My conversation with American culture writer, novelist and podcaster Kat Rosenfield
I will add this comment as I have for the sites I most value. Many of us do not have the time nor the inclination to listen to podcasts/watch videos. Luckily, there are auto-transcribers that will take the spoken part and reduce it to text with 99% accuracy. We readers can figure out the errors and read past them. They are inexpensive/free and most of the sites where I have brought this up have started posting transcriptions when they post podcasts.
Anything for which one has to sacrifice minute for minute to learn is likely to be underused -- there are only 1440 minutes in a day. But a 15 minute podcast can be read in under a minute. This is wonderful for your visual learners and will greatly broaden your scope.
Hope you can figure out how to do this. Your stuff is wonderful. Just don't want to miss any of it.
Please consider transcribing the podcasts…
All this does is offer a significant competitive advantage to smaller, independent publishers. Random House, Penguin, etc., need to realize that there is nothing that guarantees them future success based on past performance. If they want to adopt an Orwellian business model, they are likely to find that their best authors simply find another publisher. And guess what? No reader ever bought a book because of who the publisher was.
Scribners was an unknown tiny publisher until they signed Hemingway; it is great writing that creates large publishing houses, not the other way around.
Oh good, I’m not crazy. I am an avid reader of popular fiction and over the past few years I have noticed odd insertions of characters and ideas that were not pertinent to the storyline. Yes, there’s an increase in soap-boxing of woke ideology, but I like to be for warned about such things in the book’s write-up. Instead, they are not so stealthily sprinkled in. I was thinking it was an attempt for a positive ESG score and to avoid backlash. Fiction in peril.
I remember listening to an interview with Alberto on Blocked and Reported. The novel sounds really good. I do love Kat's reporting on this.
A friend who recently published a successful work of fiction stated something (I'm paraphrasing) along the lines of: they wanted the character to be Asian Canadian, but not that the whole book is about that fact, i.e. that the character was a complex human being, whose racial or ethnic identity was only one aspect of that complexity. And that to this author, that feels like the way forward and more of what they would like to read themselves. It seems to me that with the type of 'sensitivity reading' discussed, publishers are simply generating a new and sneaky version of fetishizing immutable characteristics. Personally I don't see how that leads to either good art, or to greater awareness, inclusion, or kindness in our society.

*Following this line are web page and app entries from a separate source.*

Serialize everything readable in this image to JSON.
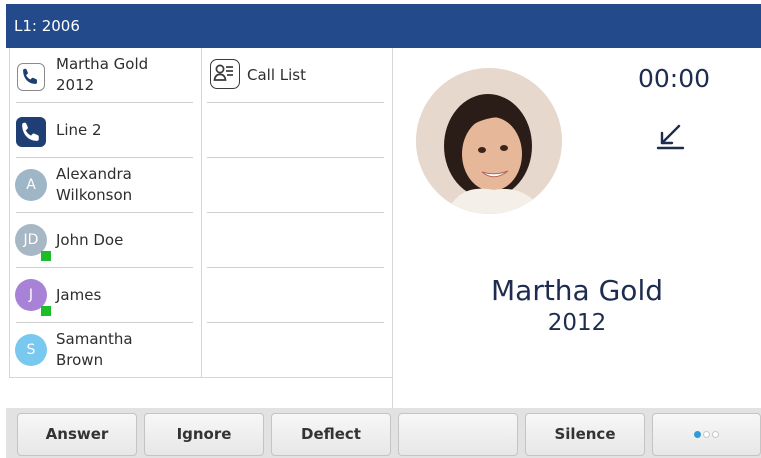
{
  "header": {
    "line_label": "L1: 2006"
  },
  "lines": [
    {
      "type": "call",
      "icon": "phone-outline-icon",
      "label": "Martha Gold\n2012"
    },
    {
      "type": "line",
      "icon": "phone-solid-icon",
      "label": "Line 2"
    },
    {
      "type": "contact",
      "initials": "A",
      "color": "#9fb6c6",
      "label": "Alexandra\nWilkonson",
      "presence": false
    },
    {
      "type": "contact",
      "initials": "JD",
      "color": "#a7b8c4",
      "label": "John Doe",
      "presence": true
    },
    {
      "type": "contact",
      "initials": "J",
      "color": "#a782d6",
      "label": "James",
      "presence": true
    },
    {
      "type": "contact",
      "initials": "S",
      "color": "#78c8ef",
      "label": "Samantha\nBrown",
      "presence": false
    }
  ],
  "call_list": {
    "label": "Call List",
    "icon": "call-list-icon"
  },
  "call": {
    "timer": "00:00",
    "direction_icon": "incoming-arrow-icon",
    "caller_name": "Martha Gold",
    "caller_number": "2012",
    "presence_color": "#1dbd2a"
  },
  "softkeys": [
    {
      "label": "Answer"
    },
    {
      "label": "Ignore"
    },
    {
      "label": "Deflect"
    },
    {
      "label": ""
    },
    {
      "label": "Silence"
    },
    {
      "label": "",
      "page_indicator": {
        "current": 1,
        "total": 3
      }
    }
  ],
  "colors": {
    "header": "#234b8c",
    "accent_dot": "#2b9bd9"
  }
}
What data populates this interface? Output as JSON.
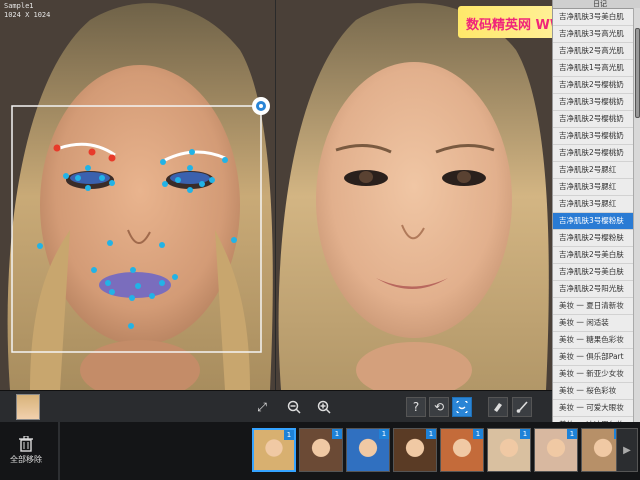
{
  "watermark": {
    "text": "数码精英网 WWW.SMCE"
  },
  "image_info": {
    "title": "Sample1",
    "resolution": "1024 X 1024"
  },
  "toolbar": {
    "help_label": "?",
    "fit_icon": "fit-screen-icon",
    "zoom_out_icon": "zoom-out-icon",
    "zoom_in_icon": "zoom-in-icon",
    "refresh_icon": "refresh-icon",
    "face_icon": "face-detect-icon",
    "eraser_icon": "eraser-icon",
    "brush_icon": "brush-icon"
  },
  "side_panel": {
    "header": "日记",
    "items": [
      "吉净肌肤3号美白肌",
      "吉净肌肤3号高光肌",
      "吉净肌肤2号高光肌",
      "吉净肌肤1号高光肌",
      "吉净肌肤2号樱桃奶",
      "吉净肌肤3号樱桃奶",
      "吉净肌肤2号樱桃奶",
      "吉净肌肤3号樱桃奶",
      "吉净肌肤2号樱桃奶",
      "吉净肌肤2号腮红",
      "吉净肌肤3号腮红",
      "吉净肌肤3号腮红",
      "吉净肌肤3号樱粉肤",
      "吉净肌肤2号樱粉肤",
      "吉净肌肤2号美白肤",
      "吉净肌肤2号美白肤",
      "吉净肌肤2号阳光肤",
      "美妆 一 夏日清新妆",
      "美妆 一 闲适装",
      "美妆 一 糖果色彩妆",
      "美妆 一 俱乐部Part",
      "美妆 一 新亚少女妆",
      "美妆 一 桜色彩妆",
      "美妆 一 可爱大眼妆",
      "美妆 一 冰冰巴尔妆"
    ],
    "selected_index": 12
  },
  "bottom": {
    "remove_all_label": "全部移除",
    "remove_icon": "trash-icon",
    "thumbnails": [
      {
        "name": "thumb-1",
        "badge": "1",
        "active": true,
        "bg": "#d8b070"
      },
      {
        "name": "thumb-2",
        "badge": "1",
        "active": false,
        "bg": "#6b4a35"
      },
      {
        "name": "thumb-3",
        "badge": "1",
        "active": false,
        "bg": "#3070c0"
      },
      {
        "name": "thumb-4",
        "badge": "1",
        "active": false,
        "bg": "#5a3b25"
      },
      {
        "name": "thumb-5",
        "badge": "1",
        "active": false,
        "bg": "#c46b3a"
      },
      {
        "name": "thumb-6",
        "badge": "1",
        "active": false,
        "bg": "#d9c0a0"
      },
      {
        "name": "thumb-7",
        "badge": "1",
        "active": false,
        "bg": "#d8b8a0"
      },
      {
        "name": "thumb-8",
        "badge": "1",
        "active": false,
        "bg": "#b79068"
      }
    ]
  },
  "colors": {
    "accent": "#2a85d6",
    "landmark": "#22b3e6",
    "brow_marker": "#e83a2a",
    "watermark_text": "#f0247a"
  }
}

I enjoyed the conversation and I enjoyed Kat's "No One Will Miss Her".
This is definitely a problem. I've written a few books adapted from screenplays and sensitivity readers is one of many reasons why I've been more reluctant to get my work out there as much. I don't want the hassle. Most of my work is not featuring someone who looks like me or anything I have personal experience with in the way a sensitivity reader might take issue with. It's part of the reason why I'm on Substack and looking at putting my stuff up here in the future. Because I'm unlikely to see this happen.
I haven't listened to this, but as advertised, it is not about "literature". It is about PROPAGANDA.
If you insist on mis-stating the fundamentals, your conversations become less than uninteresting. They become dangerous.
I found Lean Out through The Unspeakable, and I've been catching up.
I really wish this had been a longer interview because I know a lot of authors have a lot to say about the current state of the publishing industry — including myself — but I'll leave you with what I've learned in the midst of this mess: The gatekeepers are not the key-masters.
That was a wonderful and insightful conversation. I used to read a lot of fiction but after reading non-fiction books like 'Beyond the Horizon' by Colin Angus and 'Be Different' by John Elder Robison, I just haven't been able to go back to fiction. There are so many engaging real life stories to learn from.
And the thought of 'sensitivity readers' being the new gatekeepers really turns me off. I can't imagine how they can think that one person can speak on behalf of a whole culture is okay. Individuals are too diverse.
Thanks for the listen. Sad but not surprising. Liberal racism masquerading as equality.